As I watch the Legislature go about its business, I am amazed at their priorities. In a poor state, with one of the worst business and economic climates in the nation, they choose to tackle issues like tanning beds, kayakers, selling the Blaine House, raising taxes and ending just one elected officer’s pension. Why should any elected official get a pension? Let’s end them all.
They disagree just to disagree. They just want to tell us how they think we should live. This is the gang that can’t shoot straight. In case they haven’t noticed, times are tough, for everybody. Why not take a good hard look at the states that are prospering, even in these bad times?
What do they know that we don’t? They don’t look like a group that wants to solve problems. As a matter of fact, they don’t look like a group that has any idea what the real problems are. They can’t legislate against stupidity, so cut it out and deal with the real issues. Like former President Bill Clinton’s campaign famously used the phrase, “It’s the economy, stupid.”
Let’s stop the petty nonsense and get after the real problems.
No need for more
Have readers heard about the bill in front of the Maine Legislature that would allow dental hygienists to administer anesthesia, pull teeth and prescribe medication? I couldn’t believe what I was hearing.
I did a little quick research. I don’t know about others, but my dentist is accepting new patients. I’m always seeing ads in the newspaper for dentists who are accepting new patients.
There seems to be some mixed messages about whether we’re in a dental shortage or not in the state of Maine. With a quick Google search, I found out that the majority of dental offices in Maine are accepting new patients.
In 2010 Maine voters approved a $5 million dental care bond. The University of New England dental school will open this coming fall. Wasn’t that our solution to the problem of not enough dentists? Why would we create another level of care when we’ve already spent money to train Maine dentists to practice here?
It seems to me that lawmakers are being asked to approve another, and very different, solution to a problem that we aren’t even sure we have. This doesn’t make sense to me. I hope Maine lawmakers have the good sense to say “no” to this proposal.
Fairer prices, better choices
Owners and employees deserve a health insurance market with fairer prices, better choices and greater certainty. Thanks to the Affordable Care Act, that market is coming.
Beginning in 2014, Maine small business owners will have access to a new health insurance marketplace — which opens for enrollment Oct. 1 — that will let them make side-by-side comparisons to find a plan that fits their budget and is right for their employees. Each marketplace will operate a Small Business Health Options Program, or SHOP, focused just on small businesses.
Businesses with fewer than 50 employees – 96 percent of small businesses – are not required to purchase insurance. Of the remaining 4 percent of small businesses with more than 50 employees, most already provide insurance. The number of businesses that will have to offer employee health insurance or pay a penalty is very small.
Small businesses are seeing savings thanks to new tax credits available to help them cover their employees. Many small businesses with 25 or fewer employees have already received a tax credit of up to 35 percent of their health insurance costs. Beginning in 2014, the tax credit will go up to 50 percent. According to a 2009 Internal Revenue Services report, in Maine alone, there may be more than 25,900 small businesses eligible for tax credits.

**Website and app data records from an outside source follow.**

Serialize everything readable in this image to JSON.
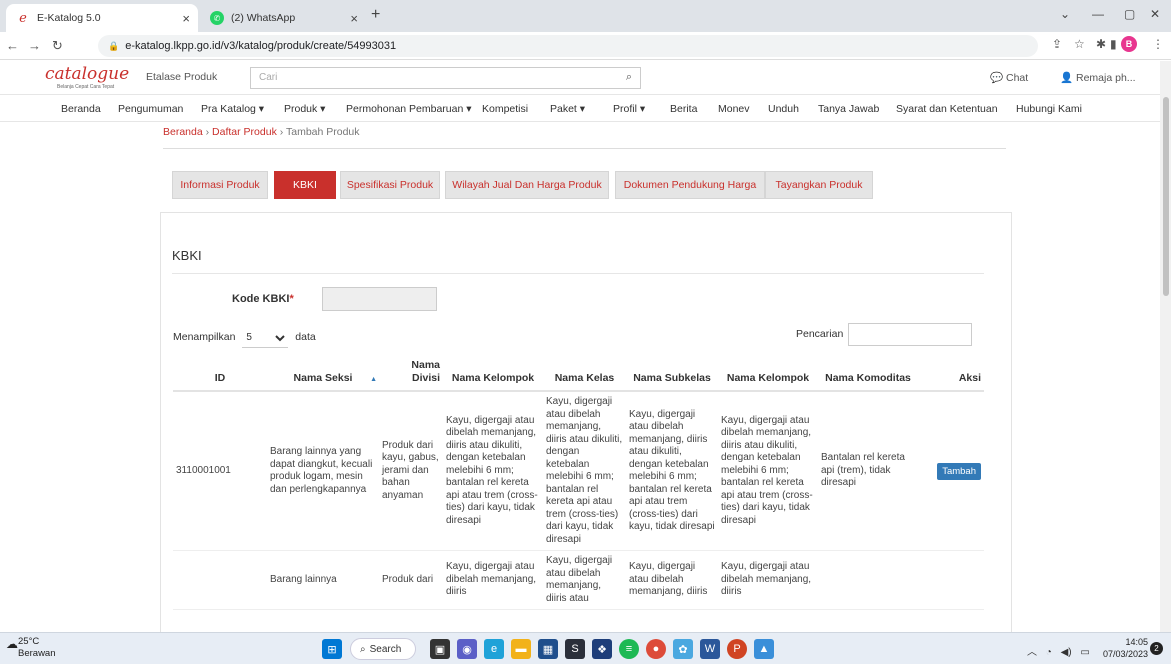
{
  "browser": {
    "tabs": [
      {
        "title": "E-Katalog 5.0",
        "icon": "e-logo-icon"
      },
      {
        "title": "(2) WhatsApp",
        "icon": "whatsapp-icon"
      }
    ],
    "url": "e-katalog.lkpp.go.id/v3/katalog/produk/create/54993031",
    "profile_initial": "B"
  },
  "site": {
    "logo": "catalogue",
    "logo_tagline": "Belanja Cepat Cara Tepat",
    "etalase_label": "Etalase Produk",
    "search_placeholder": "Cari",
    "chat_label": "Chat",
    "user_label": "Remaja ph..."
  },
  "menu": [
    "Beranda",
    "Pengumuman",
    "Pra Katalog ▾",
    "Produk ▾",
    "Permohonan Pembaruan ▾",
    "Kompetisi",
    "Paket ▾",
    "Profil ▾",
    "Berita",
    "Monev",
    "Unduh",
    "Tanya Jawab",
    "Syarat dan Ketentuan",
    "Hubungi Kami"
  ],
  "breadcrumb": {
    "home": "Beranda",
    "list": "Daftar Produk",
    "current": "Tambah Produk",
    "sep": "›"
  },
  "wizard_tabs": [
    "Informasi Produk",
    "KBKI",
    "Spesifikasi Produk",
    "Wilayah Jual Dan Harga Produk",
    "Dokumen Pendukung Harga",
    "Tayangkan Produk"
  ],
  "active_tab": "KBKI",
  "panel": {
    "title": "KBKI",
    "kode_label": "Kode KBKI",
    "required_mark": "*",
    "show_label": "Menampilkan",
    "page_size": "5",
    "data_label": "data",
    "search_label": "Pencarian"
  },
  "table": {
    "headers": [
      "ID",
      "Nama Seksi",
      "Nama Divisi",
      "Nama Kelompok",
      "Nama Kelas",
      "Nama Subkelas",
      "Nama Kelompok",
      "Nama Komoditas",
      "Aksi"
    ],
    "rows": [
      [
        "3110001001",
        "Barang lainnya yang dapat diangkut, kecuali produk logam, mesin dan perlengkapannya",
        "Produk dari kayu, gabus, jerami dan bahan anyaman",
        "Kayu, digergaji atau dibelah memanjang, diiris atau dikuliti, dengan ketebalan melebihi 6 mm; bantalan rel kereta api atau trem (cross-ties) dari kayu, tidak diresapi",
        "Kayu, digergaji atau dibelah memanjang, diiris atau dikuliti, dengan ketebalan melebihi 6 mm; bantalan rel kereta api atau trem (cross-ties) dari kayu, tidak diresapi",
        "Kayu, digergaji atau dibelah memanjang, diiris atau dikuliti, dengan ketebalan melebihi 6 mm; bantalan rel kereta api atau trem (cross-ties) dari kayu, tidak diresapi",
        "Kayu, digergaji atau dibelah memanjang, diiris atau dikuliti, dengan ketebalan melebihi 6 mm; bantalan rel kereta api atau trem (cross-ties) dari kayu, tidak diresapi",
        "Bantalan rel kereta api (trem), tidak diresapi",
        "Tambah"
      ],
      [
        "",
        "Barang lainnya",
        "Produk dari",
        "Kayu, digergaji atau dibelah memanjang, diiris",
        "Kayu, digergaji atau dibelah memanjang, diiris atau",
        "Kayu, digergaji atau dibelah memanjang, diiris",
        "Kayu, digergaji atau dibelah memanjang, diiris",
        "",
        ""
      ]
    ]
  },
  "taskbar": {
    "temp": "25°C",
    "weather": "Berawan",
    "search_label": "Search",
    "time": "14:05",
    "date": "07/03/2023",
    "notif_count": "2"
  }
}
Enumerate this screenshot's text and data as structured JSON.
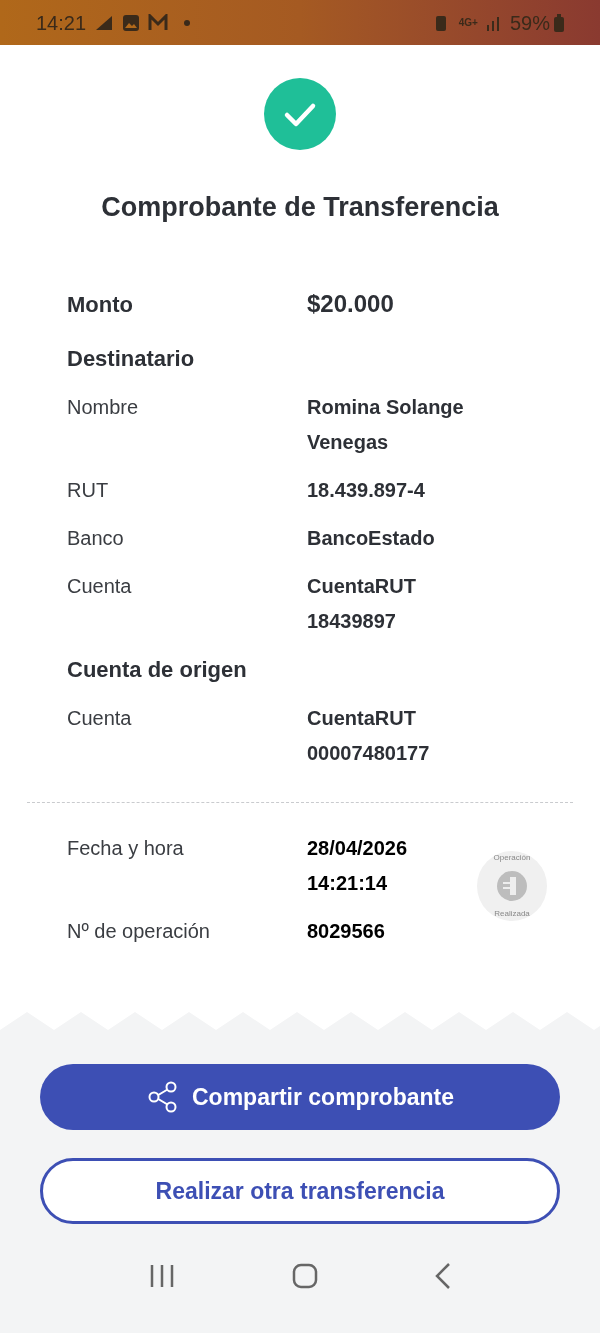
{
  "status_bar": {
    "time": "14:21",
    "network": "4G+",
    "battery": "59%"
  },
  "title": "Comprobante de Transferencia",
  "amount": {
    "label": "Monto",
    "value": "$20.000"
  },
  "sections": [
    {
      "heading": "Destinatario",
      "rows": [
        {
          "label": "Nombre",
          "value": "Romina Solange Venegas"
        },
        {
          "label": "RUT",
          "value": "18.439.897-4"
        },
        {
          "label": "Banco",
          "value": "BancoEstado"
        },
        {
          "label": "Cuenta",
          "value": "CuentaRUT 18439897"
        }
      ]
    },
    {
      "heading": "Cuenta de origen",
      "rows": [
        {
          "label": "Cuenta",
          "value": "CuentaRUT 00007480177"
        }
      ]
    }
  ],
  "details": [
    {
      "label": "Fecha y hora",
      "value": "28/04/2026 14:21:14"
    },
    {
      "label": "Nº de operación",
      "value": "8029566"
    }
  ],
  "stamp": {
    "top": "Operación",
    "bottom": "Realizada"
  },
  "buttons": [
    {
      "label": "Compartir comprobante",
      "kind": "primary"
    },
    {
      "label": "Realizar otra transferencia",
      "kind": "outline"
    }
  ]
}
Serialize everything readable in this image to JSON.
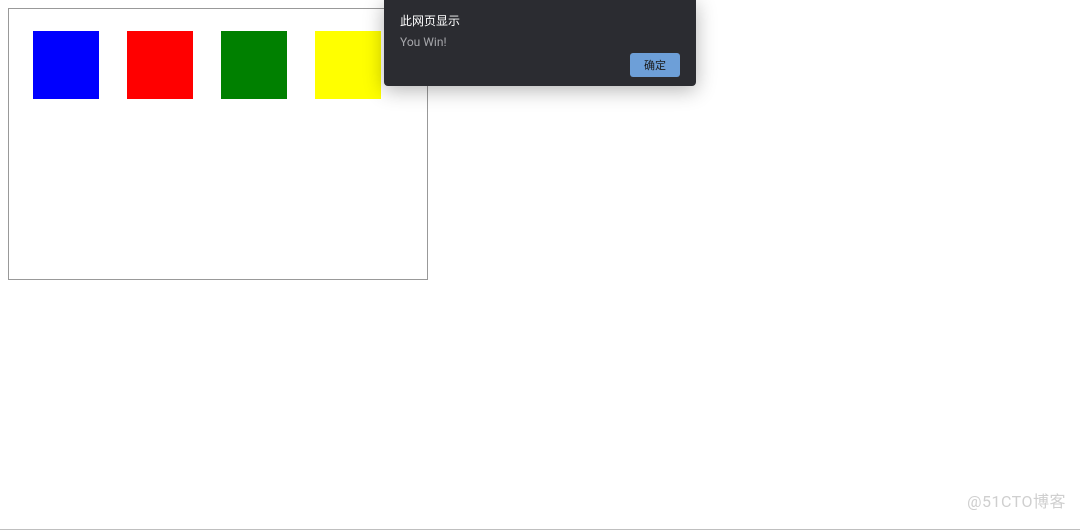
{
  "game": {
    "squares": [
      {
        "name": "blue-square",
        "colorClass": "sq-blue"
      },
      {
        "name": "red-square",
        "colorClass": "sq-red"
      },
      {
        "name": "green-square",
        "colorClass": "sq-green"
      },
      {
        "name": "yellow-square",
        "colorClass": "sq-yellow"
      }
    ]
  },
  "alert": {
    "title": "此网页显示",
    "message": "You Win!",
    "confirm_label": "确定"
  },
  "watermark": "@51CTO博客"
}
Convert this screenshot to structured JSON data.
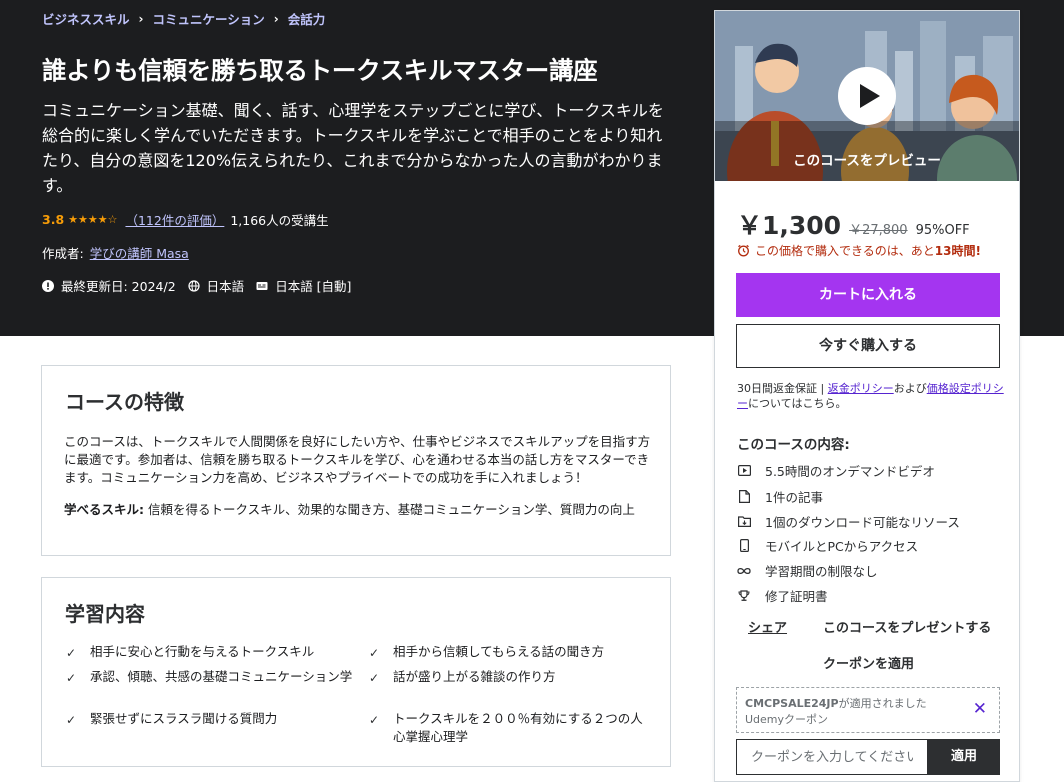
{
  "breadcrumb": [
    "ビジネススキル",
    "コミュニケーション",
    "会話力"
  ],
  "course": {
    "title": "誰よりも信頼を勝ち取るトークスキルマスター講座",
    "subtitle": "コミュニケーション基礎、聞く、話す、心理学をステップごとに学び、トークスキルを総合的に楽しく学んでいただきます。トークスキルを学ぶことで相手のことをより知れたり、自分の意図を120%伝えられたり、これまで分からなかった人の言動がわかります。",
    "rating": "3.8",
    "stars": "★★★★☆",
    "rating_count": "（112件の評価）",
    "students": "1,166人の受講生",
    "author_label": "作成者:",
    "author": "学びの講師 Masa",
    "updated": "最終更新日: 2024/2",
    "language": "日本語",
    "captions": "日本語 [自動]"
  },
  "features": {
    "heading": "コースの特徴",
    "description": "このコースは、トークスキルで人間関係を良好にしたい方や、仕事やビジネスでスキルアップを目指す方に最適です。参加者は、信頼を勝ち取るトークスキルを学び、心を通わせる本当の話し方をマスターできます。コミュニケーション力を高め、ビジネスやプライベートでの成功を手に入れましょう！",
    "skills_label": "学べるスキル:",
    "skills": "信頼を得るトークスキル、効果的な聞き方、基礎コミュニケーション学、質問力の向上"
  },
  "learn": {
    "heading": "学習内容",
    "items": [
      "相手に安心と行動を与えるトークスキル",
      "相手から信頼してもらえる話の聞き方",
      "承認、傾聴、共感の基礎コミュニケーション学",
      "話が盛り上がる雑談の作り方",
      "緊張せずにスラスラ聞ける質問力",
      "トークスキルを２００％有効にする２つの人心掌握心理学"
    ]
  },
  "sidebar": {
    "preview_label": "このコースをプレビュー",
    "price": "￥1,300",
    "original_price": "￥27,800",
    "discount": "95%OFF",
    "timer_prefix": "この価格で購入できるのは、あと",
    "timer_value": "13時間!",
    "cart_button": "カートに入れる",
    "buy_button": "今すぐ購入する",
    "guarantee_1": "30日間返金保証 | ",
    "refund_link": "返金ポリシー",
    "and": "および",
    "pricing_link": "価格設定ポリシー",
    "guarantee_2": "についてはこちら。",
    "includes_title": "このコースの内容:",
    "includes": [
      "5.5時間のオンデマンドビデオ",
      "1件の記事",
      "1個のダウンロード可能なリソース",
      "モバイルとPCからアクセス",
      "学習期間の制限なし",
      "修了証明書"
    ],
    "share": "シェア",
    "gift": "このコースをプレゼントする",
    "apply_coupon": "クーポンを適用",
    "coupon_code": "CMCPSALE24JP",
    "coupon_applied": "が適用されました",
    "coupon_type": "Udemyクーポン",
    "coupon_placeholder": "クーポンを入力してください",
    "coupon_button": "適用"
  }
}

Christie L. Hager, Regional Director, U.S. DHHS
Jeanne A. Hulit, Regional Administrator, U.S. Small Business Administration
Support land trusts
I appreciate that some residents of Montville have concerns about taxes and land ownership by land trusts. However, I feel it is our duty to preserve as much open land and public access to shared natural resources as possible. I support the work of Sheepscot Wellspring Land Alliance and other land trusts.
If we don’t protect lands from development and ensure public access now, we will limit hunting, fishing and other recreational opportunities for generations to come. Land protection is carried out in the public good. As taxpayers we have decided that erecting lighthouses, paying for public education and preserving open land for public use is a positive idea. It is difficult for small towns to meet budget needs, but we should be grateful we have open land to preserve.
Many land trusts also provide valuable outdoor education. SWLA partners with area schools to provide educational programming and sponsors educational events each year for free. In addition, open land does not add any tax burden on the school systems, and SWLA and other land trusts do make tax contributions to towns.
Land trusts’ careful planning helps maintain clean water and air and provides recreational opportunities, wildlife habitat, open space and forest products for our lives and economy. Land preservation supports all economies that rely on wildlands. Since much of our economy is based on tourism, preserving what makes Maine a vacation destination — mainly its unspoiled natural spaces — is essential to supporting and growing this facet of our economy.